Last week, I mentioned an oddly-specific number of fictional characters who made it onto my “Awesome People I Like List.” There are many heroes of literature I’ve enjoyed or found interesting, but here’s why these four made my list. (They’re also in order of life stages, and happen to go from “Most Like Me Now” to “Least Like Me Now,” which seems appropriate.)
Stage One: Childhood/Adolescence
Anne Shirley (of Green Gables)
Anyone who knows me is going to say, “Um…why did you aspire to be like someone who is already exactly like you?” To that I say that your goal for your early years shouldn’t be too daunting. Just learning who you are and what you believe should be enough.

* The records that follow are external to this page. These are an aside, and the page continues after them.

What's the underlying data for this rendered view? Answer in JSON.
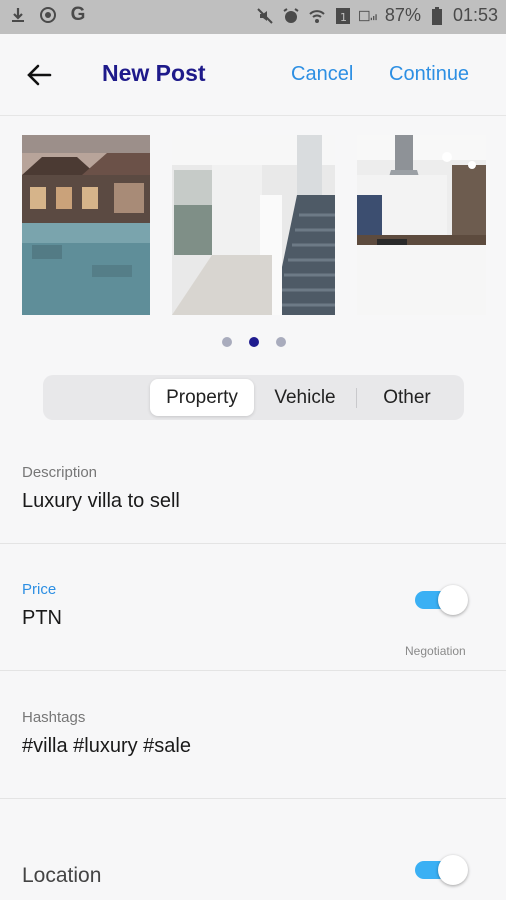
{
  "status_bar": {
    "battery": "87%",
    "time": "01:53",
    "icons_left": [
      "download-icon",
      "sync-icon",
      "google-icon"
    ],
    "icons_right": [
      "mute-icon",
      "alarm-icon",
      "wifi-icon",
      "sim-icon",
      "signal-icon",
      "battery-icon"
    ]
  },
  "app_bar": {
    "title": "New Post",
    "cancel_label": "Cancel",
    "continue_label": "Continue"
  },
  "gallery": {
    "images": [
      "pool-villa-image",
      "staircase-interior-image",
      "kitchen-interior-image"
    ],
    "active_index": 1,
    "page_count": 3
  },
  "segments": {
    "items": [
      "Property",
      "Vehicle",
      "Other"
    ],
    "selected": "Property"
  },
  "form": {
    "description": {
      "label": "Description",
      "value": "Luxury villa to sell"
    },
    "price": {
      "label": "Price",
      "value": "PTN",
      "toggle_note": "Negotiation",
      "toggle_on": true
    },
    "hashtags": {
      "label": "Hashtags",
      "value": "#villa #luxury #sale"
    },
    "location": {
      "label": "Location",
      "toggle_on": true
    }
  },
  "colors": {
    "accent": "#2d8fe3",
    "title": "#1e1a8a",
    "toggle": "#3ab0f4"
  }
}
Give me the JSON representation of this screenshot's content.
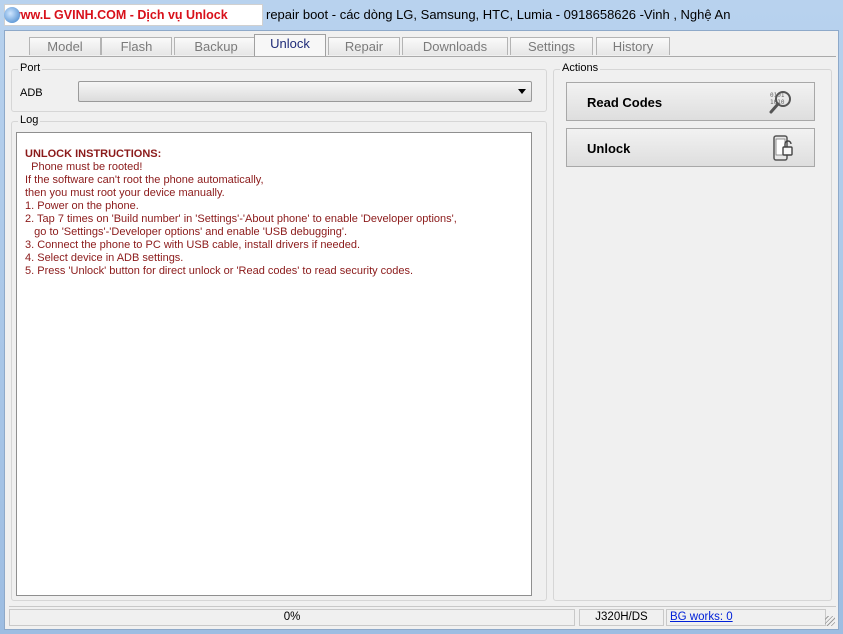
{
  "titlebar": {
    "highlight": "www.L GVINH.COM -  Dịch vụ Unlock",
    "rest": "repair boot - các dòng LG, Samsung, HTC, Lumia - 0918658626 -Vinh , Nghệ An"
  },
  "tabs": [
    {
      "label": "Model",
      "active": false
    },
    {
      "label": "Flash",
      "active": false
    },
    {
      "label": "Backup",
      "active": false
    },
    {
      "label": "Unlock",
      "active": true
    },
    {
      "label": "Repair",
      "active": false
    },
    {
      "label": "Downloads",
      "active": false
    },
    {
      "label": "Settings",
      "active": false
    },
    {
      "label": "History",
      "active": false
    }
  ],
  "port": {
    "group_label": "Port",
    "field_label": "ADB",
    "selected": ""
  },
  "log": {
    "group_label": "Log",
    "lines": [
      "UNLOCK INSTRUCTIONS:",
      "  Phone must be rooted!",
      "If the software can't root the phone automatically,",
      "then you must root your device manually.",
      "1. Power on the phone.",
      "2. Tap 7 times on 'Build number' in 'Settings'-'About phone' to enable 'Developer options',",
      "   go to 'Settings'-'Developer options' and enable 'USB debugging'.",
      "3. Connect the phone to PC with USB cable, install drivers if needed.",
      "4. Select device in ADB settings.",
      "5. Press 'Unlock' button for direct unlock or 'Read codes' to read security codes."
    ]
  },
  "actions": {
    "group_label": "Actions",
    "read_codes_label": "Read Codes",
    "read_codes_icon": "magnifier-binary-icon",
    "unlock_label": "Unlock",
    "unlock_icon": "phone-unlock-icon"
  },
  "status": {
    "progress_text": "0%",
    "progress_fraction": 0,
    "model": "J320H/DS",
    "bg_works": "BG works: 0"
  },
  "colors": {
    "title_highlight": "#d8101a",
    "log_text": "#8b1a1a",
    "active_tab_text": "#1f2b78",
    "link": "#0020d8"
  }
}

I basically was Anne Shirley growing up, from her melodramatic vocabulary and ability to find kindred spirits everywhere, to her stubbornness and love for life, to that time she hit a boy in the head with a slate when he made fun of her (only in my case it was a lunchbox, and yes, it was right after I watched the movie for the first time). I always found it tragic I didn’t have red hair. Or live on Prince Edward Island. I tried to make up for it by saying “Sooorry” like a Canadian. (Kidding, that’s not the reason.) But really, Anne’s joy and love for others is something I’ve always hoped to keep with me as I grew out of childhood.
Stage Two: Early Adulthood
I really feel like I could just stop there. But I’ll go on.
I was listening to a writing podcast recently where they were discussing what makes a compelling character: likeability, competence, and proactivity…but usually not high levels of all three or the character would be obnoxiously perfect. They mentioned Sam as an example of a character who is overwhelmingly likeable and kind of proactive, but not super competent, in that he isn’t particularly talented or handsome or brilliant or good with a sword or able to make hilarious wisecracks all the time. Then one of the hosts piped up and said that no, he is extremely competent in one area: loyalty.
And I thought, you know, if I had to pick one area to be extremely competent in…that would be it.
I want to be Sam because I want to be brave, but in a way that comes from selfless devotion to others, not from me thinking I’m awesome. My personality is essentially hobbit-like. I’m a comfortable creature who loves trees and fields and warm houses, who makes food for people and gives gifts and tells stories and sometimes makes really bad impulsive decisions. But if a wizard or a fellow hobbit stops by and asks me to go on an adventure, I’d want to say yes. And I’d want to be known as the one who stays loyal and hopeful no matter how bad things got.
Stage Three: Middle Adulthood
If you read To Kill a Mockingbird, you know that Atticus is almost impossibly wise, especially in the advice he passes along to his kids. Like “You never really understand a person until you consider things from his point of view,” for example. And that courage is “when you know you’re licked before you begin, but you begin anyway and see it through no matter what.”
The fact that this wisdom works itself out in his actions is significant, not just in the trial, but his parenting of his children and the way he interacts with his neighbors. You can see his strength of character in everything he does. (And if you want to know what I think about Go Set a Watchman’s Atticus, who is a different, though still interesting, character, I wrote about that here.)
If I make it to middle age, I’d love to both say true things and live them out. Right now, I’m usually failing at one or the other. I want to be able to take a stand and back it up with eloquence, to understand others and still care for them, and to teach the next generation to do the same.
Stage Four: Later Adulthood
Reverend John Ames
I think I’ve said on the blog before that you should read Gilead, the fictional memoir of an old Calvinist preacher named John Ames.
He’s the newest addition to the list, and I’m having a hard time putting into words what I love about him, probably because his story is in first person, so you know him like you know a friend instead of seeing him (and his obvious character traits) like the author wants you to, as in the other three examples. Why do I want to be like him?
Because John Ames understands human frailty.
Because in his memoir, he refers to loneliness twenty-one times. (I counted.)
Because his relationships—with his father, his grandfathers, his brother, his wife, his son, his best friend, his namesake—are all so perfectly bittersweet, and he finds it hard to forgive, and he chooses grace, even at the end of his life when he wouldn’t have to.
Because, after marking up the margins of my copy, I think John Ames and I are both trying to answer the same question, only he’s farther along than I am.
Because I want to be brave and wise, but more than any of those things, I want to be gracious, and that’s the quality John Ames embodies for me.
Okay, guys, which fictional characters do you consider role models?